Is postdating a check against the law
and mainly revolves around section 138 of the Negotiable Instruments Act, 1881.The two major issues before the courts are: 1) Post-dated cheques that are stopped by the bank or issuer, causing problems for whoever is to be paid by the cheque for goods or services provided and; 2) the reverse, in which a person is promised goods or services but does not receive them and has to stop the cheque.A corporation is a formal organization or business associated with a publicly registered charter.The registration recognizes the business entity as a separate legal entity.
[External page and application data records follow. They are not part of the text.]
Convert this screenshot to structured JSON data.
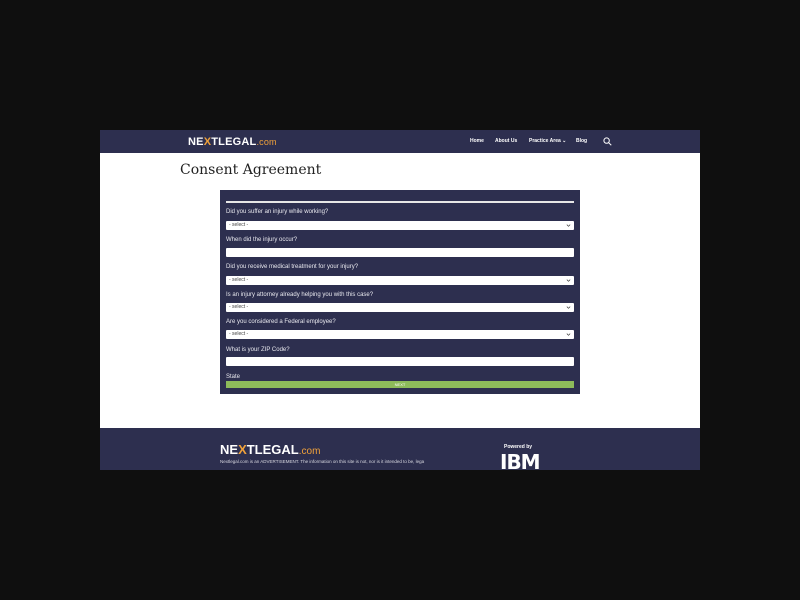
{
  "header": {
    "logo_pre": "NE",
    "logo_x": "X",
    "logo_post": "TLEGAL",
    "logo_domain": ".com",
    "nav": {
      "home": "Home",
      "about": "About Us",
      "practice": "Practice Area",
      "blog": "Blog"
    }
  },
  "page": {
    "title": "Consent Agreement"
  },
  "form": {
    "questions": [
      {
        "label": "Did you suffer an injury while working?",
        "type": "select",
        "value": "- select -"
      },
      {
        "label": "When did the injury occur?",
        "type": "text",
        "value": ""
      },
      {
        "label": "Did you receive medical treatment for your injury?",
        "type": "select",
        "value": "- select -"
      },
      {
        "label": "Is an injury attorney already helping you with this case?",
        "type": "select",
        "value": "- select -"
      },
      {
        "label": "Are you considered a Federal employee?",
        "type": "select",
        "value": "- select -"
      },
      {
        "label": "What is your ZIP Code?",
        "type": "text",
        "value": ""
      },
      {
        "label": "State",
        "type": "label"
      }
    ],
    "submit_label": "NEXT"
  },
  "footer": {
    "logo_pre": "NE",
    "logo_x": "X",
    "logo_post": "TLEGAL",
    "logo_domain": ".com",
    "disclaimer": "Nextlegal.com is an ADVERTISEMENT. The information on this site is not, nor is it intended to be, lega",
    "powered_by": "Powered by",
    "partner_logo": "IBM"
  },
  "colors": {
    "navy": "#2d2f4f",
    "accent": "#f0a13a",
    "submit": "#8dbb5a"
  }
}
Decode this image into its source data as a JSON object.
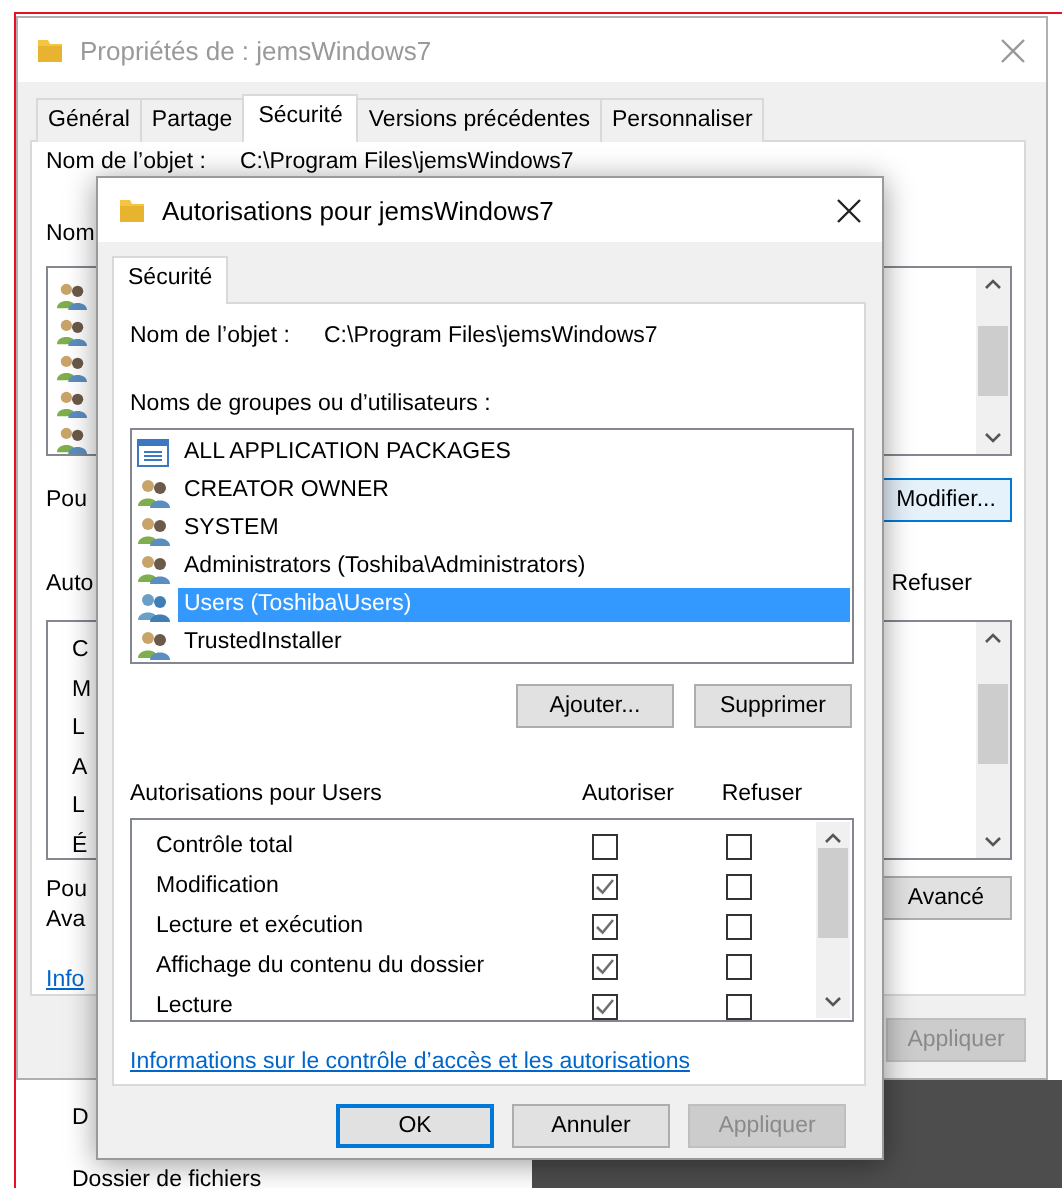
{
  "properties_window": {
    "title": "Propriétés de : jemsWindows7",
    "tabs": [
      {
        "label": "Général",
        "selected": false
      },
      {
        "label": "Partage",
        "selected": false
      },
      {
        "label": "Sécurité",
        "selected": true
      },
      {
        "label": "Versions précédentes",
        "selected": false
      },
      {
        "label": "Personnaliser",
        "selected": false
      }
    ],
    "object_label": "Nom de l’objet :",
    "object_path": "C:\\Program Files\\jemsWindows7",
    "groups_label": "Nom",
    "edit_note": "Pou",
    "modify_button": "Modifier...",
    "permissions_label": "Auto",
    "deny_header": "Refuser",
    "permission_fragments": [
      "C",
      "M",
      "L",
      "A",
      "L",
      "É"
    ],
    "advanced_note": [
      "Pou",
      "Ava"
    ],
    "advanced_button": "Avancé",
    "info_link": "Info",
    "apply_button": {
      "label": "Appliquer",
      "disabled": true
    }
  },
  "desktop_fragments": [
    "D",
    "Dossier de fichiers"
  ],
  "dialog": {
    "title": "Autorisations pour jemsWindows7",
    "tab": {
      "label": "Sécurité",
      "selected": true
    },
    "object_label": "Nom de l’objet :",
    "object_path": "C:\\Program Files\\jemsWindows7",
    "groups_label": "Noms de groupes ou d’utilisateurs :",
    "groups": [
      {
        "name": "ALL APPLICATION PACKAGES",
        "kind": "package",
        "selected": false
      },
      {
        "name": "CREATOR OWNER",
        "kind": "group",
        "selected": false
      },
      {
        "name": "SYSTEM",
        "kind": "group",
        "selected": false
      },
      {
        "name": "Administrators (Toshiba\\Administrators)",
        "kind": "group",
        "selected": false
      },
      {
        "name": "Users (Toshiba\\Users)",
        "kind": "users",
        "selected": true
      },
      {
        "name": "TrustedInstaller",
        "kind": "group",
        "selected": false
      }
    ],
    "buttons": [
      "Ajouter...",
      "Supprimer"
    ],
    "permissions_title": "Autorisations pour Users",
    "columns": [
      "Autoriser",
      "Refuser"
    ],
    "permissions": [
      {
        "name": "Contrôle total",
        "allow": false,
        "deny": false
      },
      {
        "name": "Modification",
        "allow": true,
        "deny": false
      },
      {
        "name": "Lecture et exécution",
        "allow": true,
        "deny": false
      },
      {
        "name": "Affichage du contenu du dossier",
        "allow": true,
        "deny": false
      },
      {
        "name": "Lecture",
        "allow": true,
        "deny": false
      }
    ],
    "link": "Informations sur le contrôle d’accès et les autorisations",
    "footer_buttons": [
      {
        "label": "OK",
        "default": true,
        "disabled": false
      },
      {
        "label": "Annuler",
        "default": false,
        "disabled": false
      },
      {
        "label": "Appliquer",
        "default": false,
        "disabled": true
      }
    ]
  }
}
Unlike a normal check, a postdated check is not necessarily payable on demand.(2) A cheque is not invalid by reason only that- (a) it is not dated; (b) it is antedated or post-dated; or (c) the date it bears is a Sunday.(3) For the purpose of determining whether a post-dated instrument is a cheque, the fact that the instrument is post-dated shall be disregarded.According to the Comptroller of the Currency: "A check is a negotiable instrument—the payee, the person to whom the check is written, may negotiate it through the banking system at any time" and check writers seeking redress must restrict themselves to pursuing the payee.In practice, whether the check writer has any redress against the financial institution where the payee deposited the check may depend on whether it can be shown that the check was accepted over the counter without examination.